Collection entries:

________

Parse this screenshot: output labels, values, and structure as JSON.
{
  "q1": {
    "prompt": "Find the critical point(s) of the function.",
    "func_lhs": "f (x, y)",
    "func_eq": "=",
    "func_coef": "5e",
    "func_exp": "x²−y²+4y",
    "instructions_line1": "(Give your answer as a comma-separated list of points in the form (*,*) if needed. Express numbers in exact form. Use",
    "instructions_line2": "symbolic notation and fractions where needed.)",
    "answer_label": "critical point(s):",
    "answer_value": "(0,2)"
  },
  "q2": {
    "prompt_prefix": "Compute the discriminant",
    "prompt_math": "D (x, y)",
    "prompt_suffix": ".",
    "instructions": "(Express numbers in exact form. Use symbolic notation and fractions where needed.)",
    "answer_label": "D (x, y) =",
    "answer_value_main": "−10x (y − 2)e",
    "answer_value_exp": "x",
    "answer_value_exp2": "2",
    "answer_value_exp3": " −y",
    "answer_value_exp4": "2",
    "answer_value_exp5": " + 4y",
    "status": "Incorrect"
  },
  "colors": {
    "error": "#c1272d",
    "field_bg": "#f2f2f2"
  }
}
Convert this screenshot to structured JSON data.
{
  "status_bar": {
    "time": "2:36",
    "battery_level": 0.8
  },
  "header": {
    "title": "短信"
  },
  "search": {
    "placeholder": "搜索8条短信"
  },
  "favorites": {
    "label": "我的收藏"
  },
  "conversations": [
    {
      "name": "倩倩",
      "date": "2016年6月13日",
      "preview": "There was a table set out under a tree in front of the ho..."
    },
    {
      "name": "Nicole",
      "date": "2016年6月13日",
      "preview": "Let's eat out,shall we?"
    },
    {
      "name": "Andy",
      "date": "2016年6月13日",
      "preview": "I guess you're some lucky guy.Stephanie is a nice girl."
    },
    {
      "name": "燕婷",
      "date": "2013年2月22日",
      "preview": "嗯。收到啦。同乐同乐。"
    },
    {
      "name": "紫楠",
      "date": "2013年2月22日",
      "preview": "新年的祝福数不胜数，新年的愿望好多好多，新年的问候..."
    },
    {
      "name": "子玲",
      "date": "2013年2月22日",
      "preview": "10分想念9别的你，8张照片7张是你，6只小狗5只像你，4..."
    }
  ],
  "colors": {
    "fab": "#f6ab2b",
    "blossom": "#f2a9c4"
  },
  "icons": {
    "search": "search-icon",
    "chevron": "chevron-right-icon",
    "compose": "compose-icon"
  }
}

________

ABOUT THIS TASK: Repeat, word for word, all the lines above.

EXERCISE OUTPUT:
Parse this screenshot: output labels, values, and structure as JSON.
{
  "q1": {
    "prompt": "Find the critical point(s) of the function.",
    "func_lhs": "f (x, y)",
    "func_eq": "=",
    "func_coef": "5e",
    "func_exp": "x²−y²+4y",
    "instructions_line1": "(Give your answer as a comma-separated list of points in the form (*,*) if needed. Express numbers in exact form. Use",
    "instructions_line2": "symbolic notation and fractions where needed.)",
    "answer_label": "critical point(s):",
    "answer_value": "(0,2)"
  },
  "q2": {
    "prompt_prefix": "Compute the discriminant",
    "prompt_math": "D (x, y)",
    "prompt_suffix": ".",
    "instructions": "(Express numbers in exact form. Use symbolic notation and fractions where needed.)",
    "answer_label": "D (x, y) =",
    "answer_value_main": "−10x (y − 2)e",
    "answer_value_exp": "x",
    "answer_value_exp2": "2",
    "answer_value_exp3": " −y",
    "answer_value_exp4": "2",
    "answer_value_exp5": " + 4y",
    "status": "Incorrect"
  },
  "colors": {
    "error": "#c1272d",
    "field_bg": "#f2f2f2"
  }
}
Convert this screenshot to structured JSON data.
{
  "status_bar": {
    "time": "2:36",
    "battery_level": 0.8
  },
  "header": {
    "title": "短信"
  },
  "search": {
    "placeholder": "搜索8条短信"
  },
  "favorites": {
    "label": "我的收藏"
  },
  "conversations": [
    {
      "name": "倩倩",
      "date": "2016年6月13日",
      "preview": "There was a table set out under a tree in front of the ho..."
    },
    {
      "name": "Nicole",
      "date": "2016年6月13日",
      "preview": "Let's eat out,shall we?"
    },
    {
      "name": "Andy",
      "date": "2016年6月13日",
      "preview": "I guess you're some lucky guy.Stephanie is a nice girl."
    },
    {
      "name": "燕婷",
      "date": "2013年2月22日",
      "preview": "嗯。收到啦。同乐同乐。"
    },
    {
      "name": "紫楠",
      "date": "2013年2月22日",
      "preview": "新年的祝福数不胜数，新年的愿望好多好多，新年的问候..."
    },
    {
      "name": "子玲",
      "date": "2013年2月22日",
      "preview": "10分想念9别的你，8张照片7张是你，6只小狗5只像你，4..."
    }
  ],
  "colors": {
    "fab": "#f6ab2b",
    "blossom": "#f2a9c4"
  },
  "icons": {
    "search": "search-icon",
    "chevron": "chevron-right-icon",
    "compose": "compose-icon"
  }
}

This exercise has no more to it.